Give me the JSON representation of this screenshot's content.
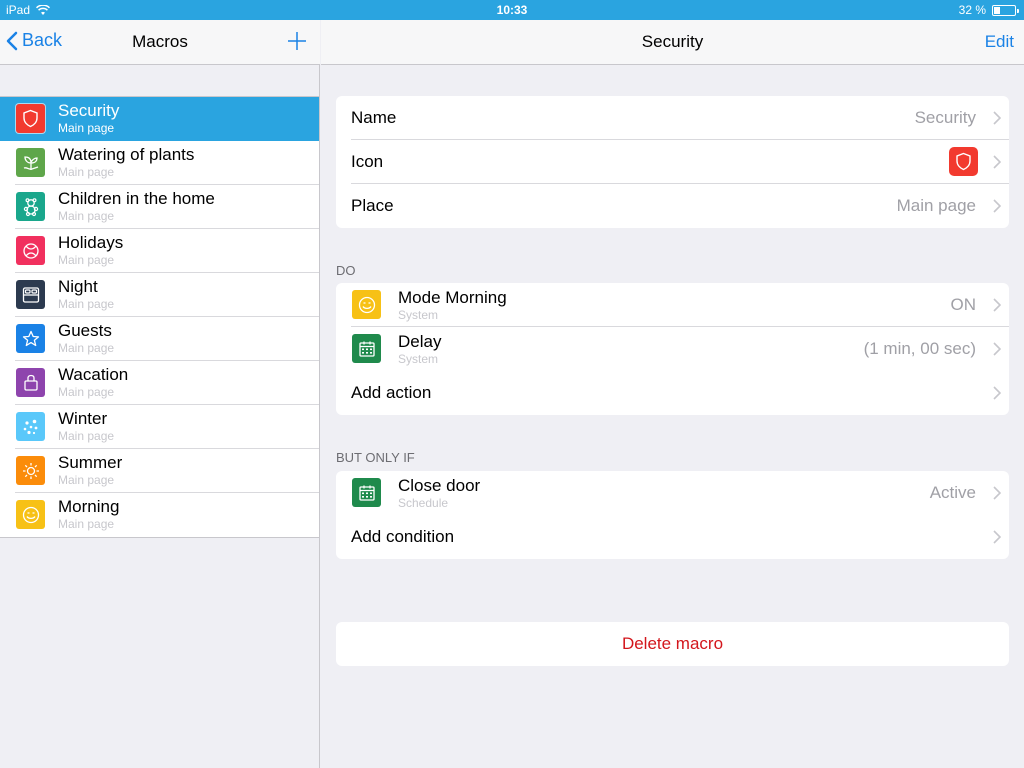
{
  "status_bar": {
    "device": "iPad",
    "time": "10:33",
    "battery": "32 %",
    "battery_level": 0.32,
    "bar_color": "#2aa4e0"
  },
  "left_nav": {
    "back_label": "Back",
    "title": "Macros",
    "add_icon": "plus-icon"
  },
  "macros": [
    {
      "name": "Security",
      "place": "Main page",
      "icon": "shield-icon",
      "color": "#f23a2f",
      "selected": true
    },
    {
      "name": "Watering of plants",
      "place": "Main page",
      "icon": "plant-icon",
      "color": "#5fa64a"
    },
    {
      "name": "Children in the home",
      "place": "Main page",
      "icon": "teddy-bear-icon",
      "color": "#1aa78c"
    },
    {
      "name": "Holidays",
      "place": "Main page",
      "icon": "ball-icon",
      "color": "#f1305e"
    },
    {
      "name": "Night",
      "place": "Main page",
      "icon": "bed-icon",
      "color": "#2c3a4f"
    },
    {
      "name": "Guests",
      "place": "Main page",
      "icon": "star-icon",
      "color": "#1a82e6"
    },
    {
      "name": "Wacation",
      "place": "Main page",
      "icon": "suitcase-icon",
      "color": "#8e44ad"
    },
    {
      "name": "Winter",
      "place": "Main page",
      "icon": "snowflake-icon",
      "color": "#5ac8fa"
    },
    {
      "name": "Summer",
      "place": "Main page",
      "icon": "sun-icon",
      "color": "#fb8c0a"
    },
    {
      "name": "Morning",
      "place": "Main page",
      "icon": "smile-icon",
      "color": "#f7c116"
    }
  ],
  "detail": {
    "title": "Security",
    "edit_label": "Edit",
    "properties": {
      "name_label": "Name",
      "name_value": "Security",
      "icon_label": "Icon",
      "icon_value": "shield-icon",
      "place_label": "Place",
      "place_value": "Main page"
    },
    "do_header": "DO",
    "actions": [
      {
        "title": "Mode Morning",
        "sub": "System",
        "value": "ON",
        "icon": "smile-icon",
        "color": "#f7c116"
      },
      {
        "title": "Delay",
        "sub": "System",
        "value": "(1 min, 00 sec)",
        "icon": "calendar-icon",
        "color": "#1f8a4c"
      }
    ],
    "add_action": "Add action",
    "condition_header": "BUT ONLY IF",
    "conditions": [
      {
        "title": "Close door",
        "sub": "Schedule",
        "value": "Active",
        "icon": "calendar-icon",
        "color": "#1f8a4c"
      }
    ],
    "add_condition": "Add condition",
    "delete_label": "Delete macro",
    "accent": "#1a82e6",
    "destructive": "#d3161c"
  }
}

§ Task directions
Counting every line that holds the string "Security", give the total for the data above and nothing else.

§ Answer for this exercise
3